● THE DATA:
+++

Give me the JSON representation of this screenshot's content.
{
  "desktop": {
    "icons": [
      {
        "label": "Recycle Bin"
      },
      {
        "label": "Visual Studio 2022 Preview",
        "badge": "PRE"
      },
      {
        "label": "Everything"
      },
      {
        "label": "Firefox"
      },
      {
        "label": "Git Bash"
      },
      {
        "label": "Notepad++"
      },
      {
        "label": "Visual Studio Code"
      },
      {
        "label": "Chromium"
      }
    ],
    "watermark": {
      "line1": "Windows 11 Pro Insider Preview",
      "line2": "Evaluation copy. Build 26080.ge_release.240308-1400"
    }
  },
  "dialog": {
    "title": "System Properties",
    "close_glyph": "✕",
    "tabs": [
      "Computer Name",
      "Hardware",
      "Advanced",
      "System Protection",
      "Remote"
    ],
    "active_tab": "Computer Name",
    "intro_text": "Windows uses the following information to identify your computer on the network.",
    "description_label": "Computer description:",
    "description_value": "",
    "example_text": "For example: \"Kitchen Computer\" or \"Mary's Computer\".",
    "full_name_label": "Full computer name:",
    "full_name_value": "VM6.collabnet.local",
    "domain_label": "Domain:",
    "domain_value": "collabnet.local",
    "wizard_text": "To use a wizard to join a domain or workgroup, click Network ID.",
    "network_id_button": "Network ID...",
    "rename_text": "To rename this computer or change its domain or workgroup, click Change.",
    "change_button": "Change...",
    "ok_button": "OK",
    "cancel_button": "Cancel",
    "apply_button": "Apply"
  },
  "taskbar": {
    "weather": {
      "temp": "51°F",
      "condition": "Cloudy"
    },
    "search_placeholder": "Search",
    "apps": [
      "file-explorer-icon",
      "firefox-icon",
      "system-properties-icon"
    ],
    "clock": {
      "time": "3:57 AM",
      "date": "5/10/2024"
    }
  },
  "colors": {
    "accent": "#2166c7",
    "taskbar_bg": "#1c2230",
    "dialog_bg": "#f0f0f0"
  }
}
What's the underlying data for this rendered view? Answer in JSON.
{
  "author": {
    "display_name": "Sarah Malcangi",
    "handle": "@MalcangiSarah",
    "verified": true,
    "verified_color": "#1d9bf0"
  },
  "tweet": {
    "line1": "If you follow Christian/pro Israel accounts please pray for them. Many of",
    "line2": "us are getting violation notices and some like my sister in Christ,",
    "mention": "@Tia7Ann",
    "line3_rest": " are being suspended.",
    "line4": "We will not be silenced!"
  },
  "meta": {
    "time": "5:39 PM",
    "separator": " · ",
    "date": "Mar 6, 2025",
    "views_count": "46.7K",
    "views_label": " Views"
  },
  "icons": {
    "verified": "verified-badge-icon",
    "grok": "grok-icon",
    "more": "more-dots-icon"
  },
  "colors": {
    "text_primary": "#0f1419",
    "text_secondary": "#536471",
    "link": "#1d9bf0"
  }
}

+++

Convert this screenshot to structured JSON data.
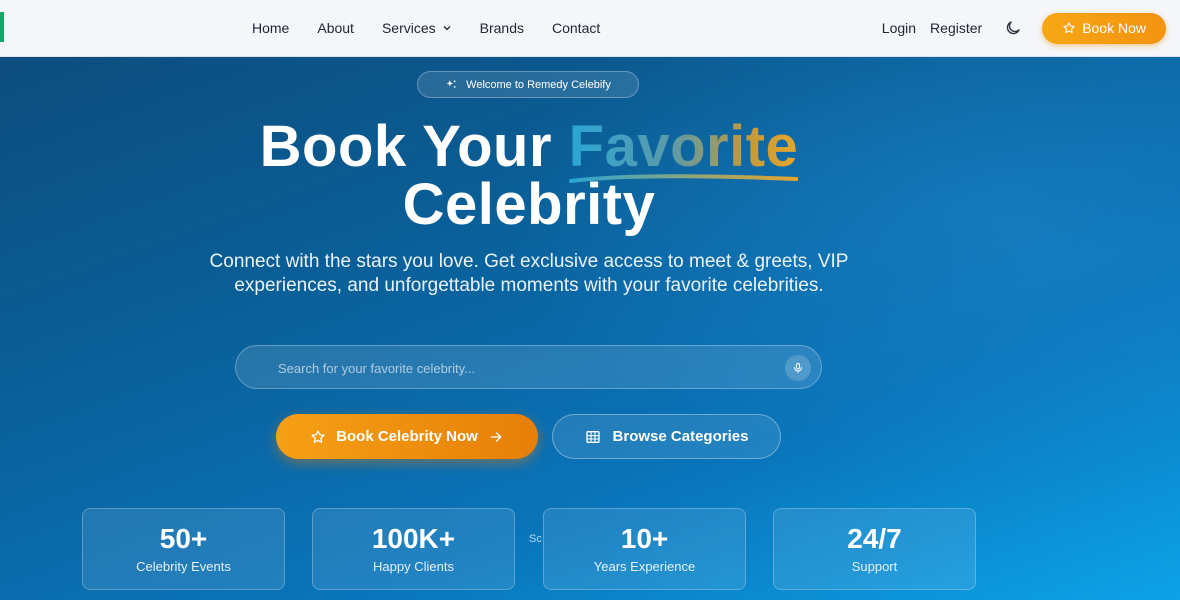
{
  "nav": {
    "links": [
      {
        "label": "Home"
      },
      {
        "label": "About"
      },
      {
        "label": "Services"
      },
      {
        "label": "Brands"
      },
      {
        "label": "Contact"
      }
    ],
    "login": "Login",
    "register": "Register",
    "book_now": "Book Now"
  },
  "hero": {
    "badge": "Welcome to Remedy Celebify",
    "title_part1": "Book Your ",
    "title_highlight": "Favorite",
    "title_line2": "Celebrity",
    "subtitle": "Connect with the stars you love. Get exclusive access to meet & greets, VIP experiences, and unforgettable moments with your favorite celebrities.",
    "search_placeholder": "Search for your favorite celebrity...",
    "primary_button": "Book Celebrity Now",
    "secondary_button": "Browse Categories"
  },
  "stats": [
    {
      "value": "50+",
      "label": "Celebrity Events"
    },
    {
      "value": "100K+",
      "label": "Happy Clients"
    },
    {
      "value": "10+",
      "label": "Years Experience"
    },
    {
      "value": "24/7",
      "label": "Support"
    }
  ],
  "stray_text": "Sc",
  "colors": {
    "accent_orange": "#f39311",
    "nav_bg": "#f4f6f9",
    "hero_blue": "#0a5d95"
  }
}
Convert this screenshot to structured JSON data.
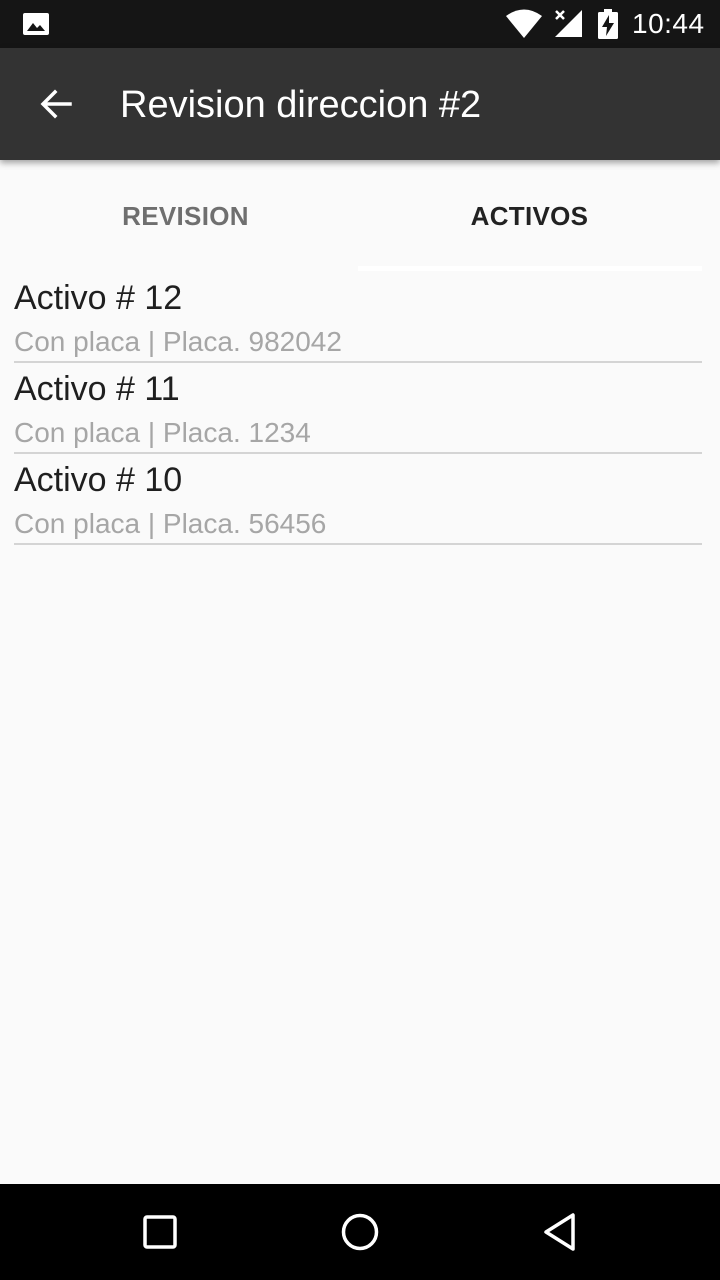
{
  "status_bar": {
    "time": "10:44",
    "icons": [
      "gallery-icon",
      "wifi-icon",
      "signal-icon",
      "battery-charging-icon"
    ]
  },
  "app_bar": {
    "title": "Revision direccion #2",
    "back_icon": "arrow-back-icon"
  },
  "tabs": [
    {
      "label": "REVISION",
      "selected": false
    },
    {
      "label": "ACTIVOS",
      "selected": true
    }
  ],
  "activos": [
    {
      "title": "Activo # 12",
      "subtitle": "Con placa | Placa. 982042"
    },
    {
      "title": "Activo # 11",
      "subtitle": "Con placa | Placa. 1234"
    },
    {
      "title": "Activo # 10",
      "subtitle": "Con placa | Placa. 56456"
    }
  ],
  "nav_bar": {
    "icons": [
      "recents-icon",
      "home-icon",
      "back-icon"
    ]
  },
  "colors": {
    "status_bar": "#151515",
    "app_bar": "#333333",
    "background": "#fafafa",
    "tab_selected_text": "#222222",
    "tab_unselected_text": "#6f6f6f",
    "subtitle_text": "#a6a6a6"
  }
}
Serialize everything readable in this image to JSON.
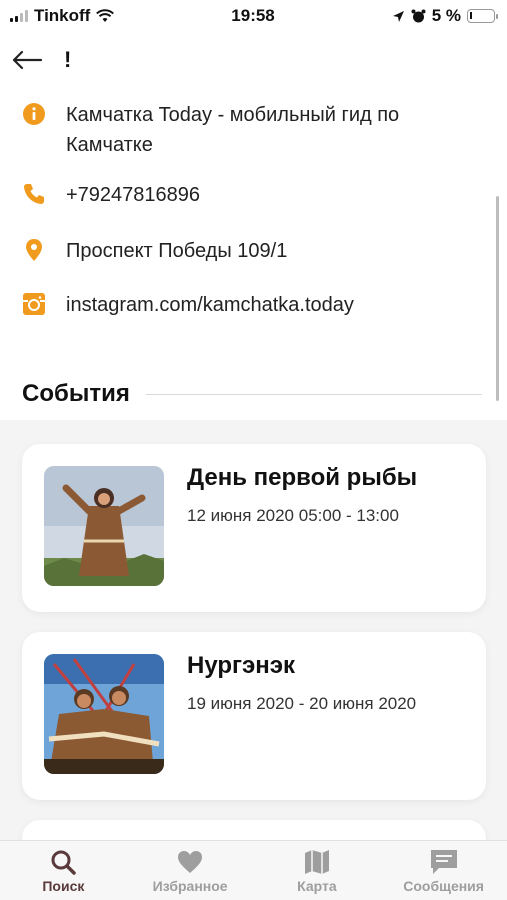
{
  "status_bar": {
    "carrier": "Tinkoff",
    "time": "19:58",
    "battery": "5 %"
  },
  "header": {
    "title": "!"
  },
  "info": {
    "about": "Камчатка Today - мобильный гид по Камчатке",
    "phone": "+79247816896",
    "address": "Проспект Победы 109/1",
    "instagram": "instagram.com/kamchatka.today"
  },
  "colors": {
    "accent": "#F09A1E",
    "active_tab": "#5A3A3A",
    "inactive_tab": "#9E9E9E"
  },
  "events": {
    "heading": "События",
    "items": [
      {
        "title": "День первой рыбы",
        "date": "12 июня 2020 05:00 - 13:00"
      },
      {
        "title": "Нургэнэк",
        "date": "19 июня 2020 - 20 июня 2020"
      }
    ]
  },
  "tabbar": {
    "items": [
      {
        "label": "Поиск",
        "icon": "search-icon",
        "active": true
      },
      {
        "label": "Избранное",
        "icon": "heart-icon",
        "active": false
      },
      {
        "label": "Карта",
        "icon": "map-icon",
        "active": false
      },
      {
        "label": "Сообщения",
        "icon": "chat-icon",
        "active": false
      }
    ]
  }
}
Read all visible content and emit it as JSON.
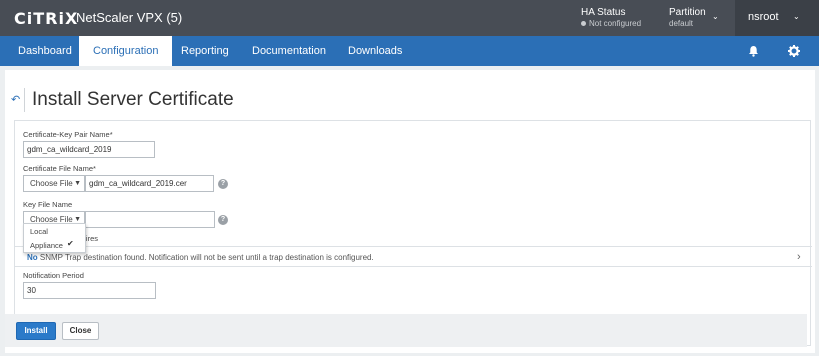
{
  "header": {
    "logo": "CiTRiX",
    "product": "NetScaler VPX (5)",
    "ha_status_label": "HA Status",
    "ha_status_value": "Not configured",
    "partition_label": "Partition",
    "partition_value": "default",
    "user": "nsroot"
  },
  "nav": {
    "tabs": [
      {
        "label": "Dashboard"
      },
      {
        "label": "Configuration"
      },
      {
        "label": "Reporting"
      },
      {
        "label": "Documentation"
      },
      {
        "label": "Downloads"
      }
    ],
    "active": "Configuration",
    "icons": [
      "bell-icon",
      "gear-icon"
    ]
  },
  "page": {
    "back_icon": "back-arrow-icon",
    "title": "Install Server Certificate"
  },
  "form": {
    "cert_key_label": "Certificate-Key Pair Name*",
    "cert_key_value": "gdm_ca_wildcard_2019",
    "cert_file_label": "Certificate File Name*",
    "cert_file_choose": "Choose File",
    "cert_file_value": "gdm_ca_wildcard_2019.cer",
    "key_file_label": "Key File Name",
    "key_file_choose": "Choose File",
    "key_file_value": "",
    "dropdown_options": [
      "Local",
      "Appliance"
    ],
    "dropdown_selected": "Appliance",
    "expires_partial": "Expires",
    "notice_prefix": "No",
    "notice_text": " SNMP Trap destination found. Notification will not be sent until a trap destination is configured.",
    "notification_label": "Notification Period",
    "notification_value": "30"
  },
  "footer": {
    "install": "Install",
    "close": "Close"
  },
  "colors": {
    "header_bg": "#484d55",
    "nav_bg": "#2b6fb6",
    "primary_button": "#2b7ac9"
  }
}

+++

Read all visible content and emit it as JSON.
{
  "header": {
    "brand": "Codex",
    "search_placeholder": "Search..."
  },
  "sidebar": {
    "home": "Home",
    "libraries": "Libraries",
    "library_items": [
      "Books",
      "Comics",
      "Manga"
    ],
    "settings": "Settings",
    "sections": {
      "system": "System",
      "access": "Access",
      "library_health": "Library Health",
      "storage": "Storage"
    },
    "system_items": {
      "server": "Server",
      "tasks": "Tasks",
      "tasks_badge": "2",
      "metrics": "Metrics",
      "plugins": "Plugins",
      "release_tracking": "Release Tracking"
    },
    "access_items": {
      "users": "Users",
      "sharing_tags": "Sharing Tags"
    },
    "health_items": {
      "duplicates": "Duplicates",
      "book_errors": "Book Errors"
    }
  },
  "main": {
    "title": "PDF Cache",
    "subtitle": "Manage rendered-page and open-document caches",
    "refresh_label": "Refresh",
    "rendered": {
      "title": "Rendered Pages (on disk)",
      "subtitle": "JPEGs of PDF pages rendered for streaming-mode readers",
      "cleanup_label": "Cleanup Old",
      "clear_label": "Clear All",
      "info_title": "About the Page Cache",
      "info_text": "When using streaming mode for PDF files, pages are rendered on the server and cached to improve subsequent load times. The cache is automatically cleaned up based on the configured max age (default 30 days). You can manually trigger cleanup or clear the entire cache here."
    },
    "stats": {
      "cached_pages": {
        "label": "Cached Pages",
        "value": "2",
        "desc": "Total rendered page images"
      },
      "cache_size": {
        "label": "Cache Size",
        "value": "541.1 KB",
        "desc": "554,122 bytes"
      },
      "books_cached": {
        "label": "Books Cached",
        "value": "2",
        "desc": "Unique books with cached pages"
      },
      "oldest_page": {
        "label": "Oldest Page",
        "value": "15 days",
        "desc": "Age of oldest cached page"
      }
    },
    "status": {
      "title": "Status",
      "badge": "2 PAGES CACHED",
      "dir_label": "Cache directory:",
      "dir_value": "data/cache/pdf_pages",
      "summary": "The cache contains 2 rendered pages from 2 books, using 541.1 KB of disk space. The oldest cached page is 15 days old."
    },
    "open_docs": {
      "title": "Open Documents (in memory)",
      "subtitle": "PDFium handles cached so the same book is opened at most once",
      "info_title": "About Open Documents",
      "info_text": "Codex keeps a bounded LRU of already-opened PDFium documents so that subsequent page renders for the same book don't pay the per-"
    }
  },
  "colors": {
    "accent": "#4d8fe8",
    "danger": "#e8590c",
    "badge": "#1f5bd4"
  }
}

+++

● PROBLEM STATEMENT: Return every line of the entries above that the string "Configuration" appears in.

● ANSWER TO THE PROBLEM:
        "label": "Configuration"
    "active": "Configuration",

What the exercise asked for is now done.